Another Olympic sailor, Wakako Tabata from Japan has been campaigning a Nacra 17 on the Olympic circuit and more recently has been sailing her Laser Radial.
“I have only had 5 days practise in the Moth, the Laser Radial is quite different from the foiling Moth.”
But her biggest concerns are getting a clear start. “It’s a huge big fleet so starting is so hard.”
“I aim to beat as many of the other women sailors as I can and try and get into the Gold Fleet. Annalise Murphy is very fast, particularly in heavy winds but I like the medium winds.”
Emma Spiers from Sydney, Australia is a regular club Moth sailor. She would like to encourage other good club sailors to go Moth sailing. She sails nearly every Saturday afternoon and has been racing a Moth for around 6 or 7 years. “I love sailing the boat, it’s a fantastic boat to sail.”
Asked about her goals Emma says: “I have competed in six previous worlds and I would like to finish in the top third of the fleet. I have raced in the worlds in Campione in 2012. I did Foiling Week this year and then stayed here for a few weeks, it is like my home club now.”
Emma Gravar from Sweden is another regular club sailor. She has been racing here in Garda quite a few times but just once in the Moth. She has been sailing the Moth for 5 – 6 years but not sailed for the last 3 years because she started a family.
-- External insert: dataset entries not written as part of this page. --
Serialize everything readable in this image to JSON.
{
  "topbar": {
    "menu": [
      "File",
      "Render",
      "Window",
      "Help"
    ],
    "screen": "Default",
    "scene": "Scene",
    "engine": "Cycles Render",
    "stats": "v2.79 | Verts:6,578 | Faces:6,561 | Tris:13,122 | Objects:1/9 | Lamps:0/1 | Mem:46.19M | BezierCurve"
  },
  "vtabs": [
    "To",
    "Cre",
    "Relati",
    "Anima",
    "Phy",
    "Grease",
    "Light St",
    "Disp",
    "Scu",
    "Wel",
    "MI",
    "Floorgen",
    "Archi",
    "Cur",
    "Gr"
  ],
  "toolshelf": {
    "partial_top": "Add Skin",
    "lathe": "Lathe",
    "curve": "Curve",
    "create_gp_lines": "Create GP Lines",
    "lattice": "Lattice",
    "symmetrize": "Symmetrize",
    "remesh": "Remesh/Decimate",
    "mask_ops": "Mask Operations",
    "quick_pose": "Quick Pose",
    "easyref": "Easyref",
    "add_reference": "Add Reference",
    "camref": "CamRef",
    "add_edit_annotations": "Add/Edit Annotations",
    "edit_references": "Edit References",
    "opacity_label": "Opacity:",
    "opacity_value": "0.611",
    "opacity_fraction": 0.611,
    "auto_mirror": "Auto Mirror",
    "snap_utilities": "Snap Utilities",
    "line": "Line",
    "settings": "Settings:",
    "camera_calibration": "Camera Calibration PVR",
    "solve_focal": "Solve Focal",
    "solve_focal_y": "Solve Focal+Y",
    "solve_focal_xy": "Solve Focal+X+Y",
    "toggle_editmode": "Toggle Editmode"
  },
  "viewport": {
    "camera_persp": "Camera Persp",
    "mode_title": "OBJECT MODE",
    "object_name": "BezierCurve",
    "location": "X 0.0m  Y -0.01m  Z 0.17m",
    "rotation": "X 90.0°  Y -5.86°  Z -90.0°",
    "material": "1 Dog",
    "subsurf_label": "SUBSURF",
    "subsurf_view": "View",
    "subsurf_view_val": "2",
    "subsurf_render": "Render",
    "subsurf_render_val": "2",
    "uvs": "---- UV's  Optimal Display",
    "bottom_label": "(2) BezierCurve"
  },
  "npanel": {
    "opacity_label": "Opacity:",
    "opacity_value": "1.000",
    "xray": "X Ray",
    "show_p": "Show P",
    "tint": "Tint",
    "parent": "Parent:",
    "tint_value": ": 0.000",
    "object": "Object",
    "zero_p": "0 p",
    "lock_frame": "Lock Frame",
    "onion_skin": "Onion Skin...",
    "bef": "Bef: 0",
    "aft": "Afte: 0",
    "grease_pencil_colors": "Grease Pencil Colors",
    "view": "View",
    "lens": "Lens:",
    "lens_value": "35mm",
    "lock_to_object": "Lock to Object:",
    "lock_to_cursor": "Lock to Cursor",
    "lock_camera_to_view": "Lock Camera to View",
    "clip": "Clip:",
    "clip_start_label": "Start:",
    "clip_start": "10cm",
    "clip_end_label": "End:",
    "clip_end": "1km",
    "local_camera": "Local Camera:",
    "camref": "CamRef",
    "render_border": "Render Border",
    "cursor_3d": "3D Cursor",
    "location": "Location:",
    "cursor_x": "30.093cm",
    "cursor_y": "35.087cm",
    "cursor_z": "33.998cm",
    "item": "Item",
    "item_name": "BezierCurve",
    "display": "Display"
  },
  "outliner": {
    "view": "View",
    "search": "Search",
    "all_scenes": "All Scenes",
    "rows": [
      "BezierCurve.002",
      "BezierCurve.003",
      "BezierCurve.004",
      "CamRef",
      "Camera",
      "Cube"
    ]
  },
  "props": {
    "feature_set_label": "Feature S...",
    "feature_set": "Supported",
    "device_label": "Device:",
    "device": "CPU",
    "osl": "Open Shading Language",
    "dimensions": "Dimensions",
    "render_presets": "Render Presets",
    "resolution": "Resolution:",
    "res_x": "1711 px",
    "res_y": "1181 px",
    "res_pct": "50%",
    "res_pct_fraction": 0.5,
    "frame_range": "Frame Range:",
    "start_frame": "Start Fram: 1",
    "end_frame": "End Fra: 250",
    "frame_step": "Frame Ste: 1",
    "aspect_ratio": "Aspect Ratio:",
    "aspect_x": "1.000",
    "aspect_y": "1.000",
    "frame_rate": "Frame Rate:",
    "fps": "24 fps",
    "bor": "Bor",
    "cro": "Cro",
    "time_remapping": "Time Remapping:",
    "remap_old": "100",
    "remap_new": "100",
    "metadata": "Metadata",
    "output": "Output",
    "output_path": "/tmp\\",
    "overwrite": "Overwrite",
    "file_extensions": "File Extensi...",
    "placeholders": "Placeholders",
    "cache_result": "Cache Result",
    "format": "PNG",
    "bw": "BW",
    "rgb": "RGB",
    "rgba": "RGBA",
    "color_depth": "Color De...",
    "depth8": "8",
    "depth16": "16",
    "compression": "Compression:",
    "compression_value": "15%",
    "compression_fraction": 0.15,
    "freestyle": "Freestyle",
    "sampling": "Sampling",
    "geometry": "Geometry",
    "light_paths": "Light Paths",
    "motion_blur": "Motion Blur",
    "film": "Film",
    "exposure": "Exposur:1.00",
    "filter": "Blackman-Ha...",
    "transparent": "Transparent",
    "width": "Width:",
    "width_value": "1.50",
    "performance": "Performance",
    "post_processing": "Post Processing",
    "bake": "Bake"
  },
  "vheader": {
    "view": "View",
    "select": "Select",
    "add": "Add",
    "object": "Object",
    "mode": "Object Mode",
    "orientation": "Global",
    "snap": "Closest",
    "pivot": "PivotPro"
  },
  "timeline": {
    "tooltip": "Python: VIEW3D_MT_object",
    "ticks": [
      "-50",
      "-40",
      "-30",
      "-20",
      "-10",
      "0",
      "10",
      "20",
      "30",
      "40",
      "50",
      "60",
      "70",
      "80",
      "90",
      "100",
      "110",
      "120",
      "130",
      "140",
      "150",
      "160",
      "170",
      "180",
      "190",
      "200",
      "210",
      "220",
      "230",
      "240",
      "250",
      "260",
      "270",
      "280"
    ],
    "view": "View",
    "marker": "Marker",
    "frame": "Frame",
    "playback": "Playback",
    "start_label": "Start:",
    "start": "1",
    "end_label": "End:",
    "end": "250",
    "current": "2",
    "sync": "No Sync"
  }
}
“I have competed in four Moth world championships but this is the biggest fleet. I have no real expectations at this regatta because I just broke my finger and my boat is all new so I just want to make it around the course and enjoy the spirit here and the adorable venue.”
Josie Gliddon from the UK is an ambassador for the Magenta Project and actively encourages more women to sail at any level but her passion is Moth sailing. She has developed a cut down rig and uses it when the wind is heavy.
She is sailing at her first Moth Worlds but the big fleet doesn’t phase her at all, she says there is more space than you think on the course.
As for her aims she says, “There is such a spectrum of different types of sailor here, it would be great to come in the top half of the fleet but I just want to do my best.”
She is also sailing against her husband Paul. “I have got this really small foil which is really quick when I was out training against my husband, I was quicker than him downwind so he went and got a smaller foil to!”
“If you can sail one of these boats well, you are a really good sailor.”
Franziska Mage from Germany has only just started sailing the Moth this season and is very fresh. She has progressed from Optimist to 420 and 470 and now the Moth.
“Of course it is a competitive class and you have to be fit but if you adjust the sails right it is ok. It is my third regatta in the class, the last regatta was in Germany with two other German girls.
“I am glad that I can compete against the best sailors in the world, I don’t have any main aims but my personal goal is to master the foiling gybe and it’s all about practising and getting better.”
Phot Credit: Martina Orsini